University of Kentucky Memorial Hall mural
Artist: Ann Rice O’Hanlon
Date of Action: November 25, 2015
Region: North America
Location: Lexington, Kentucky, United States of America
Subject: Political/Economic/Social Opinion
Confronting Bodies: University of Kentucky
Description of Artwork: Ann Rice O'Hanlon was a 20th-century American visual artist who painted murals. An alumna of the University of Kentucky, O'Hanlon painted a wall-length mural (fresco) inside the university's Memorial Hall in 1934 as part of the Treasury Relief Art Project with funds from the Works Progress Administration (WPA). The 11 x 38 foot fresco depicts the history of Kentucky through a series of vignettes, including explorers on the frontier, horse racing and scenes of downtown Lexington, the construction of log cabins, fishing off a bridge, passengers riding in a train, and horse training. It includes depictions of African-Americans picking tobacco in the fields, white people dancing to music played by black musicians, and a Native American peering from the woods at a white woman gathering water from a stream.
The Incident: Students of color at the University of Kentucky objected to the mural. In a November 23 statement issued two weeks after a meeting with two dozen African-American students, University President Eli Capilouto related this comment:
"One African American student recently told me that each time he walks into class at Memorial Hall he looks at the black men and women toiling in tobacco fields and receives the terrible reminder that his ancestors were enslaved, subjugated by his fellow humans. Worse still, the mural provides a sanitized image of that history."
On November 25, 2015, the administration covered the entire fresco in white fabric. Capiluoto referred to the shrouding as an interim action, as a "long-term answer will take some time." Capilouto also created a task force made up of faculty, staff and students.
Results of Incident: In response to the incident, the American poet, novelist, and activist Wendell Berry wrote an op-ed in the Lexington Herald-Leader denouncing the University of Kentucky’s decision:
"The president...objects to the fresco on the grounds that it reminds 'one black student... that his ancestors were slaves.' That statement has at least two arresting implications: (1) that black students should not ever be reminded that their ancestors were slaves, and (2) that white students should not ever be reminded that their ancestors were slave owners. Do students, then, study history at our 'flagship university' in order to forget it?"

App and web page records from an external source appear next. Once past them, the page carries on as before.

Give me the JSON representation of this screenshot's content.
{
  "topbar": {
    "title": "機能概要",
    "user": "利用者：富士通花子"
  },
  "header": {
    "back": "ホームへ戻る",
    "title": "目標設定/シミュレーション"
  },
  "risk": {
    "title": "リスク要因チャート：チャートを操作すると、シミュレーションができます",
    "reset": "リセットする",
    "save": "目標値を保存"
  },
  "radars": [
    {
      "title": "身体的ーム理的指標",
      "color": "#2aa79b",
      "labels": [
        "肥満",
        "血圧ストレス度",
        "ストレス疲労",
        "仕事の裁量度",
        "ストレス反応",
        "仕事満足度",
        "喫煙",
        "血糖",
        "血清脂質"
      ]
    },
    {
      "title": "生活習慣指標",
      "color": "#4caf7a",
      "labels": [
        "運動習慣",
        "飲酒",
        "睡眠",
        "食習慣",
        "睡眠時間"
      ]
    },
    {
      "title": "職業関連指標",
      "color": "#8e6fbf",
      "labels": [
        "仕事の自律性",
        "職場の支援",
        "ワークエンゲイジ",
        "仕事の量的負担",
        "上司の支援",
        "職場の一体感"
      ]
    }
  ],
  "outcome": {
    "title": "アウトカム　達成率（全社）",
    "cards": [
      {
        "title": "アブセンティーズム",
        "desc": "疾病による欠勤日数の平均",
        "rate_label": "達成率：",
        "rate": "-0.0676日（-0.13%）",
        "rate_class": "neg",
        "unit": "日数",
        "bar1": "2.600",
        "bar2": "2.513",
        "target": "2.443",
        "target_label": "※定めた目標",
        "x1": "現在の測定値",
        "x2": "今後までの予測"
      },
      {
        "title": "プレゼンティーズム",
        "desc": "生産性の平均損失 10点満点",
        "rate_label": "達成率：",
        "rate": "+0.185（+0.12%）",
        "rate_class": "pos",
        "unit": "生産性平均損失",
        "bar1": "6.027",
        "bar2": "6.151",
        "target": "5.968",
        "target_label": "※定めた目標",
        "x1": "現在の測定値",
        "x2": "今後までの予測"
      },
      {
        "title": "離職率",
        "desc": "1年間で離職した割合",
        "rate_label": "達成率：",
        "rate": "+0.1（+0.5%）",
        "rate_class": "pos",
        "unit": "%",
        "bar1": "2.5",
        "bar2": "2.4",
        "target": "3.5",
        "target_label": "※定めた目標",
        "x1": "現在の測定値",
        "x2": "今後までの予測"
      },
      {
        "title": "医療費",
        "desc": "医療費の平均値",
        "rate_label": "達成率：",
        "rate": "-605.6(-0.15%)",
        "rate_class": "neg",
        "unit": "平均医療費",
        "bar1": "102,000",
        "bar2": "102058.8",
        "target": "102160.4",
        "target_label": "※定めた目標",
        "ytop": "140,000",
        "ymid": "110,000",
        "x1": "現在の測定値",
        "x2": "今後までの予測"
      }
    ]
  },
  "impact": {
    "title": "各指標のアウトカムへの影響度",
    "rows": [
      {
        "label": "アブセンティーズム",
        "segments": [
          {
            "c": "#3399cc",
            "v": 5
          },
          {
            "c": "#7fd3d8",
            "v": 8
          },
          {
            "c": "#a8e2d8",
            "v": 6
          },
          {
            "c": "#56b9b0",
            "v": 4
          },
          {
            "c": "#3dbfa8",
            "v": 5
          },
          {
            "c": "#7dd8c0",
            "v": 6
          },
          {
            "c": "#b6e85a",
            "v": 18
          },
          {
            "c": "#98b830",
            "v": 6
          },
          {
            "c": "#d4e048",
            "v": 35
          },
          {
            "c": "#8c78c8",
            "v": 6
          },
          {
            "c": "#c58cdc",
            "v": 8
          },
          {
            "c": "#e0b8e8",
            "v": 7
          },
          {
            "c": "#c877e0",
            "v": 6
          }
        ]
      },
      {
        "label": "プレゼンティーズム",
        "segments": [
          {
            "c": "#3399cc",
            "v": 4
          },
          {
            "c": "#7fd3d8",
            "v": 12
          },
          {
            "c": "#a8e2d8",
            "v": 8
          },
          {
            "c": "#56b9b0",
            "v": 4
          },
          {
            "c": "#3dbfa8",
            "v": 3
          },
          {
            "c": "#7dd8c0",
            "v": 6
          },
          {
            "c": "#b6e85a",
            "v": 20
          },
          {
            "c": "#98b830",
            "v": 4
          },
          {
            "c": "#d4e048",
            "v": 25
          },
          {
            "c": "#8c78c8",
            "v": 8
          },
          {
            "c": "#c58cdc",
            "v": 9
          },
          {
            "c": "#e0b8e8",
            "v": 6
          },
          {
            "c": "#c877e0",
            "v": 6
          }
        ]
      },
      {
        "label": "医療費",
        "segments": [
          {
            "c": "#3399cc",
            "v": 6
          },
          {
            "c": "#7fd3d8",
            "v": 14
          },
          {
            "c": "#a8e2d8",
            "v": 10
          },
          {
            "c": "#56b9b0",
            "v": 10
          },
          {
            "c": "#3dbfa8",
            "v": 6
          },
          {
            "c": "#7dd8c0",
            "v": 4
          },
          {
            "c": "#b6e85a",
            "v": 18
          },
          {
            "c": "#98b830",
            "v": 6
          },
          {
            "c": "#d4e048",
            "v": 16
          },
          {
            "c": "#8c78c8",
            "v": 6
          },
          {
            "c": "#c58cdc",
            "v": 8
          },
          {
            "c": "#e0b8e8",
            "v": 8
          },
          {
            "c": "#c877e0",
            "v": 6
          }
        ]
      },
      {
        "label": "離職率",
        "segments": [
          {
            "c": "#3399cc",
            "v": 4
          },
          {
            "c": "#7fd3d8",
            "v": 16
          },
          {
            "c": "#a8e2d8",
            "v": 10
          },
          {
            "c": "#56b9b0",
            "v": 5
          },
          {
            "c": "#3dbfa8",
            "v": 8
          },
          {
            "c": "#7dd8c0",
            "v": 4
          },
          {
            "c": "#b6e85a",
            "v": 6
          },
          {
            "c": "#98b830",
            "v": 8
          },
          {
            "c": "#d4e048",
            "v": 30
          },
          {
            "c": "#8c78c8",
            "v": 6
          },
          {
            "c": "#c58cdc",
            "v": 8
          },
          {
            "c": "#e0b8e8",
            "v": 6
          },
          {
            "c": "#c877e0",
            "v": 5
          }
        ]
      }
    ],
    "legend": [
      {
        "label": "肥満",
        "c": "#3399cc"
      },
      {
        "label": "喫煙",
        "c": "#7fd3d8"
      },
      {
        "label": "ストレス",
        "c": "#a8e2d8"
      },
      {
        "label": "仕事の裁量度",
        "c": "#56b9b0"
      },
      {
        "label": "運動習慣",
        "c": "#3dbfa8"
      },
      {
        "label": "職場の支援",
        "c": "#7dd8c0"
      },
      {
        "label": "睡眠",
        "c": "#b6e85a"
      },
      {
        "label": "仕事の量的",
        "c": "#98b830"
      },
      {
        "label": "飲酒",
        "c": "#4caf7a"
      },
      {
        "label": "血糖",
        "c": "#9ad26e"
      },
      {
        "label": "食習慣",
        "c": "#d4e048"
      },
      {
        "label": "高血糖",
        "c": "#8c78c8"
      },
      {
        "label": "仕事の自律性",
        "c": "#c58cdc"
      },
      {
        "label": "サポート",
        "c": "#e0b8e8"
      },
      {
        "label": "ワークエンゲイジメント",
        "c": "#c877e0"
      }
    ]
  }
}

In April 2017, the administration removed the drapery and the mural was once again visible; after nearly two years under wraps, the task force had concluded that the mural should be displayed, but with accompanying wall text to give historical context to the work. Signage describing its history, including the concerns voiced about it over the years, was added nearby.
In a blog post, UK President Capilouto stated:
“Against that backdrop, the concern, for many, is that the mural does not adequately reflect the violence and inhumanity that many experienced through subjugation and slavery,” he said. “Those questions of intent, context and perception have become part of a larger conversation at UK about racial climate. And, as is so often the case, we’ve been led by students.”
In August 2018, The Chronicle of Higher Education reported that the University of Kentucky commissioned Philadelphia artist Karyn Olivier to create a work that responds to O’Hanlon’s mural. A new committee, formed to solicit a public artwork in response to the mural and surrounding controversy. Eventually, after having issued an open call to artists for submissions, the committee directly invited Olivier and another artist to submit proposals. They selected Olivier’s proposal. Her work is installed in the dome of the building's vestibule, and will be seen before entering the room that houses O’Hanlon’s mural. Covering the domed ceiling in gold leaf, black and Native American figures from the mural are interspersed in the gold field as well as four portraits of influential black and Native American Kentuckians. A quotation from Frederick Douglass is displayed around its edge.
What the U. of Kentucky Did About a Controversial Campus Fresco Depicting Slavery, By Claire Hansen AUGUST 14, 2018
Confronting the Past in Pain[t, OCTOBER 7, 2016 BY NCAC STAFF